App and web page records
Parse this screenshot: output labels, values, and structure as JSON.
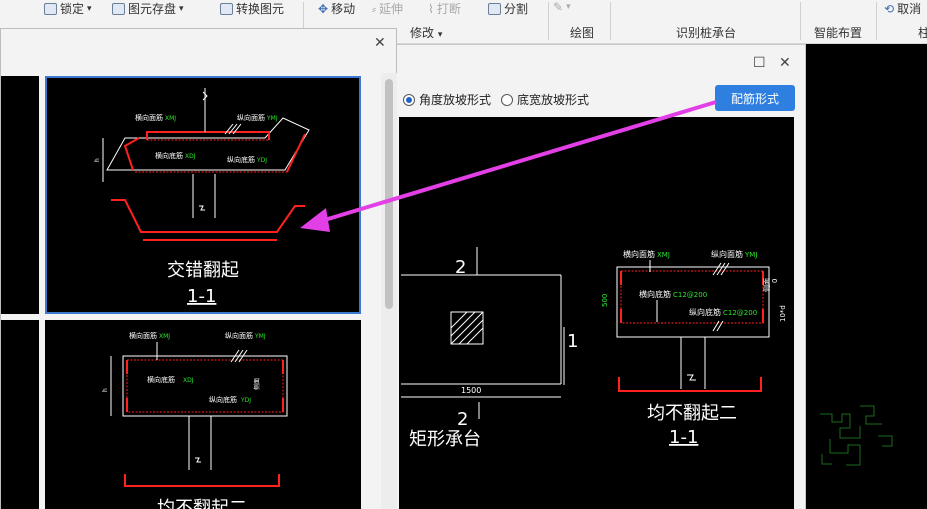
{
  "ribbon": {
    "lock": "锁定",
    "save_element": "图元存盘",
    "convert_element": "转换图元",
    "move": "移动",
    "extend": "延伸",
    "break": "打断",
    "split": "分割",
    "modify_group": "修改",
    "draw_group": "绘图",
    "identify_group": "识别桩承台",
    "smart_layout_group": "智能布置",
    "cancel": "取消"
  },
  "back_dialog": {
    "slope_options": [
      "角度放坡形式",
      "底宽放坡形式"
    ],
    "selected_slope": "角度放坡形式",
    "rebar_button": "配筋形式",
    "plan_label_top": "2",
    "plan_label_right": "1",
    "plan_label_bottom": "2",
    "plan_dim": "1500",
    "plan_caption": "矩形承台",
    "section": {
      "top_rebar": "横向面筋",
      "top_rebar_code": "XMJ",
      "long_top": "纵向面筋",
      "long_top_code": "YMJ",
      "bottom_rebar": "横向底筋",
      "bottom_rebar_spec": "C12@200",
      "long_bottom": "纵向底筋",
      "long_bottom_spec": "C12@200",
      "height": "500",
      "cover": "0",
      "side": "侧面",
      "side2": "10*d",
      "caption": "均不翻起二",
      "section_no": "1-1"
    }
  },
  "front_dialog": {
    "tile_a": {
      "top_rebar": "横向面筋",
      "top_rebar_code": "XMJ",
      "long_top": "纵向面筋",
      "long_top_code": "YMJ",
      "bottom_rebar": "横向底筋",
      "bottom_rebar_code": "XDJ",
      "long_bottom": "纵向底筋",
      "long_bottom_code": "YDJ",
      "caption": "交错翻起",
      "section_no": "1-1"
    },
    "tile_b": {
      "top_rebar": "横向面筋",
      "top_rebar_code": "XMJ",
      "long_top": "纵向面筋",
      "long_top_code": "YMJ",
      "bottom_rebar": "横向底筋",
      "bottom_rebar_code": "XDJ",
      "long_bottom": "纵向底筋",
      "long_bottom_code": "YDJ",
      "side": "侧面",
      "caption": "均不翻起二"
    }
  },
  "colors": {
    "accent": "#2f7fe0",
    "arrow": "#e23fe6",
    "rebar": "#ff2020",
    "label_code": "#29e629",
    "selection": "#3b78d0"
  }
}
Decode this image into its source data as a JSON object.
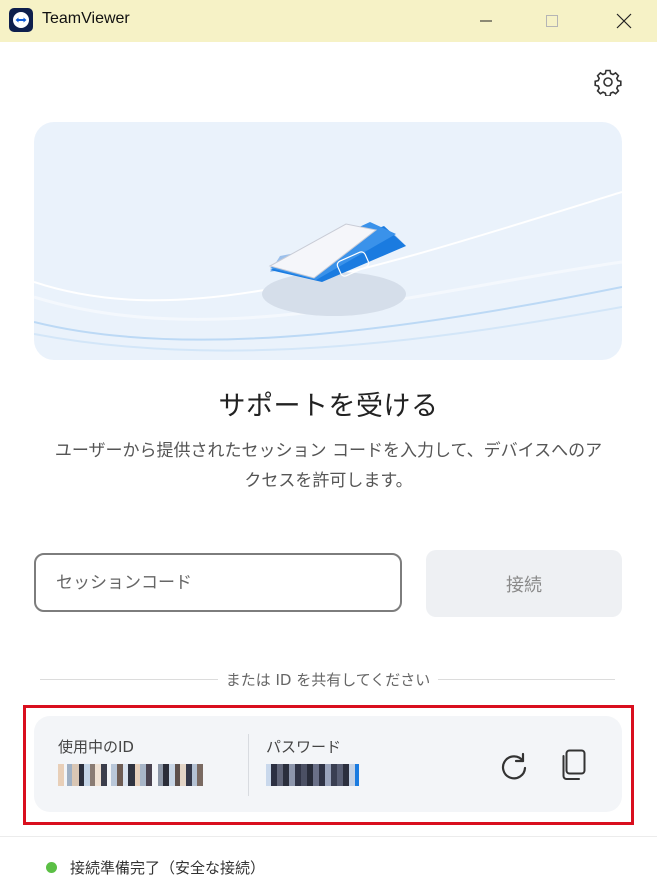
{
  "window": {
    "title": "TeamViewer",
    "minimize_glyph": "—",
    "maximize_glyph": "☐",
    "close_glyph": "✕"
  },
  "icons": {
    "app": "teamviewer-logo",
    "settings": "gear-icon",
    "refresh": "refresh-icon",
    "copy": "copy-icon"
  },
  "main": {
    "heading": "サポートを受ける",
    "description": "ユーザーから提供されたセッション コードを入力して、デバイスへのアクセスを許可します。"
  },
  "session": {
    "placeholder": "セッションコード",
    "value": "",
    "connect_label": "接続"
  },
  "divider": {
    "text": "または ID を共有してください"
  },
  "id_panel": {
    "id_label": "使用中のID",
    "password_label": "パスワード"
  },
  "status": {
    "text": "接続準備完了（安全な接続）",
    "color": "#5bbf45"
  },
  "colors": {
    "titlebar": "#f6f2c6",
    "accent": "#1a7be0",
    "highlight_frame": "#d90f1e"
  }
}
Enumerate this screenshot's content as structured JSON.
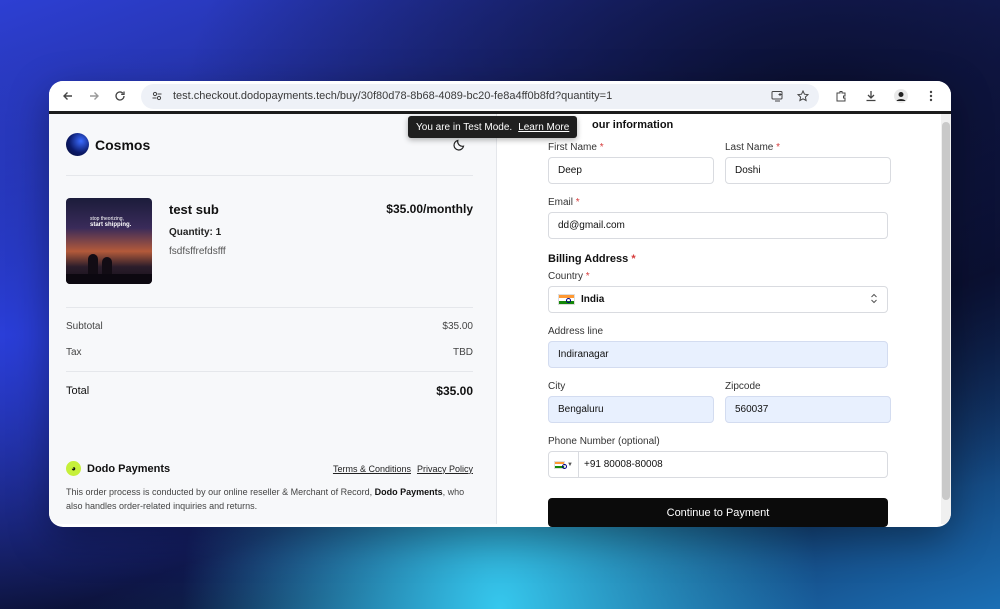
{
  "browser": {
    "url": "test.checkout.dodopayments.tech/buy/30f80d78-8b68-4089-bc20-fe8a4ff0b8fd?quantity=1"
  },
  "toast": {
    "message": "You are in Test Mode.",
    "link": "Learn More"
  },
  "store": {
    "name": "Cosmos"
  },
  "product": {
    "name": "test sub",
    "price": "$35.00/monthly",
    "quantity": "Quantity: 1",
    "description": "fsdfsffrefdsfff",
    "thumb_line1": "stop theorizing,",
    "thumb_line2": "start shipping."
  },
  "summary": {
    "subtotal_label": "Subtotal",
    "subtotal_value": "$35.00",
    "tax_label": "Tax",
    "tax_value": "TBD",
    "total_label": "Total",
    "total_value": "$35.00"
  },
  "footer": {
    "brand": "Dodo Payments",
    "terms": "Terms & Conditions",
    "privacy": "Privacy Policy",
    "note_pre": "This order process is conducted by our online reseller & Merchant of Record, ",
    "note_brand": "Dodo Payments",
    "note_post": ", who also handles order-related inquiries and returns."
  },
  "form": {
    "section_title": "our information",
    "first_name_label": "First Name",
    "first_name_value": "Deep",
    "last_name_label": "Last Name",
    "last_name_value": "Doshi",
    "email_label": "Email",
    "email_value": "dd@gmail.com",
    "billing_title": "Billing Address",
    "country_label": "Country",
    "country_value": "India",
    "address_label": "Address line",
    "address_value": "Indiranagar",
    "city_label": "City",
    "city_value": "Bengaluru",
    "zip_label": "Zipcode",
    "zip_value": "560037",
    "phone_label": "Phone Number (optional)",
    "phone_value": "+91 80008-80008",
    "required_mark": "*",
    "submit": "Continue to Payment"
  }
}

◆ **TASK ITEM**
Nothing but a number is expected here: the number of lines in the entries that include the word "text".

◆ **SOLUTION FOR THIS PROBLEM**
2